The headwaters of the Owyhee River are found in Elko County in northeastern Nevada. The Owyhee flows north along the east side of the Independence Mountains before it proceeds through southwestern Idaho where it is joined by the South Fork of the Owyhee River before reaching the Oregon border. In 1984, Congress designated 120 miles (193 km) of the Owyhee, beginning at the Idaho-Oregon border downstream to the Owyhee Reservoir (excluding two short segments). The entire segment is classified as ‘wild.’ The Owyhee flows through areas that are remote, arid, and sparsely populated. Much of the river cuts through deeply incised canyons that, along with canyon rims, are home to a rich assortment of wildlife. It has become increasingly popular for recreation despite its rugged nature and limited access.
October 28, 1988. From Three Forks downstream to China Gulch. Crooked Creek to the Owyhee Reservoir. The South Fork from the Idaho-Oregon border downstream to Three Forks.
Rocks exposed along and adjacent to the Owyhee River range in age from the late Miocene to recent. From oldest to youngest, these groups consist of rhyolitic flows, basalt flows, sedimentary rocks, young lava, and alluvial deposits. Benchlands were formed during a period of intensive volcanic activity. Lava flows filled the stream valleys, damming them and impounding large lakes. Thousands of feet of sediment were deposited in the lakes which were subsequently drained as streams eroded through the basalt dams.
The geologic features are influenced by faulting and warping. A portion of the river valley is structurally controlled by a fault which has down-dropped the east side of the canyon relative to the west side. The colors within the canyon vary from mainly buff or reddish-colored rhyolite and darker basalt to the area called Chalk Basin typified by alternate very dark and chalk-colored deposits.
The Owyhee watershed would have provided the major source of water, fuel, food, and protected campsites in the harsh environment of southern Oregon. Approximately 100 prehistoric campsites have been recorded on the lower segment of the Owyhee River between the Rome Launch Site and Burnt Creek Ranch. The “Hole in the Ground” petroglyph site is one of the most outstanding sites of its kind in eastern Oregon.
Outstanding recreation abounds in the canyon, including rafting, drift boating, kayaking, hiking, photography, nature study, fishing, hunting, and camping. The Owyhee is recognized nationally as a prime early season whitewater destination, popular for commercial and non-commercial river runners.
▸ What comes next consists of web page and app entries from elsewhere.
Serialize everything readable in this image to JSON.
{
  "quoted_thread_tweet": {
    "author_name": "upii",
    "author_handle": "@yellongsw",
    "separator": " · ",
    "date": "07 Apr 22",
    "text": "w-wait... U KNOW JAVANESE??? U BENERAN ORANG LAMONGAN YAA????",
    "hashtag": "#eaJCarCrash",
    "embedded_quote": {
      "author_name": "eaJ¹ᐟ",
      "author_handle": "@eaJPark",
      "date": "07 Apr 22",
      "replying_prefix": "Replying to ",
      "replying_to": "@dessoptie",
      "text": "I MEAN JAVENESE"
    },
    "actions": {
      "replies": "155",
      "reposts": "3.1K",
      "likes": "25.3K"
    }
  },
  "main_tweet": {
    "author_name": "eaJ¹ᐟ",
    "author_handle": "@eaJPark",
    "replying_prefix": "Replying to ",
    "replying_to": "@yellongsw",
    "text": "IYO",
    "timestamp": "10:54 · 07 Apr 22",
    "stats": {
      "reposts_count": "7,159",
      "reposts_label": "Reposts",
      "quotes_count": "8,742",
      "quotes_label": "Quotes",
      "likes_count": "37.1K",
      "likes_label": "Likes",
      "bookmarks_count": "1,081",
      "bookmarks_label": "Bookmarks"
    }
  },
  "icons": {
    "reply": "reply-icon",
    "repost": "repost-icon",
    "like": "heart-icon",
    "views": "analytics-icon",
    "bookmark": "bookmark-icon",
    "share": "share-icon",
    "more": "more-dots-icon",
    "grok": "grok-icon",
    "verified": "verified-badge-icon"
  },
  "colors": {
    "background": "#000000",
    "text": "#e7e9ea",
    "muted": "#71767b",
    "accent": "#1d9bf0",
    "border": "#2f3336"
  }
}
Exploring the canyon on foot provides opportunities for photography and nature study. Despite its limited access and rough terrain, the canyon has become a popular destination for its scenic beauty and unspoiled character.
Sport fishing includes remnant populations of rainbow trout and excellent populations of catfish and smallmouth bass. Mule deer, California bighorn sheep, pronghorn, chukar, quail, and sage grouse provide great viewing, study, photography, and/or hunting opportunities.
The canyons of the Owyhee River are dramatic, awe-inspiring landforms. Reddish-brown canyon walls, sharply contrasted by the colorful, eroded chalky cliffs, reach up to 1,000 feet above the pristine sagebrush and grass-covered and talus slopes that form the river’s edge. Cliffs occasionally drop hundreds of feet directly into the river. The canyon rims are often eroded into a multitude of towering spires, while in other areas the canyon walls reach to the sky as fractured, blocky monoliths tinted with brilliant green, yellow, and orange microflora.
Numerous side canyons offer an element of mystery as they twist out of sight, and honeycombed cliffs and perched rock formations add intriguing textures and colors to the vertical landscape.
The drop-and-pool river offers thrilling whitewater, and slow-moving, serene pools provide boaters with an excellent opportunity to view an ever-changing scene of water and land forms.
The Owyhee River Canyon provides diverse habitat for over 200 species of wildlife. Birds are especially abundant, both in number of species and number of individuals. Swainson’s, ferruginous, and red-tailed hawks, as well as American kestrels and northern harriers are common, and prairie falcon and sharp-shinned hawks have been observed frequently. Golden eagles are abundant year-round, and bald eagles winter in the canyons.
Riparian vegetation attracts unique populations of songbirds, and upland game birds include large populations of chukar partridge, California quail, and Hungarian partridge. Mourning doves visit during breeding season, and sage grouse are common in mixed sagebrush habitat on the upland benchlands. Winters see large numbers of Canada geese, mallards, redheads, teals, scaups, mergansers, and grebes.
California bighorn sheep are present, as are mule deer, pronghorn antelopes, cougars, bobcats, and a variety of smaller mammals such as coyotes, badgers, otters, muskrats, marmots, raccoons, porcupines, and jack and cotton-tail rabbits.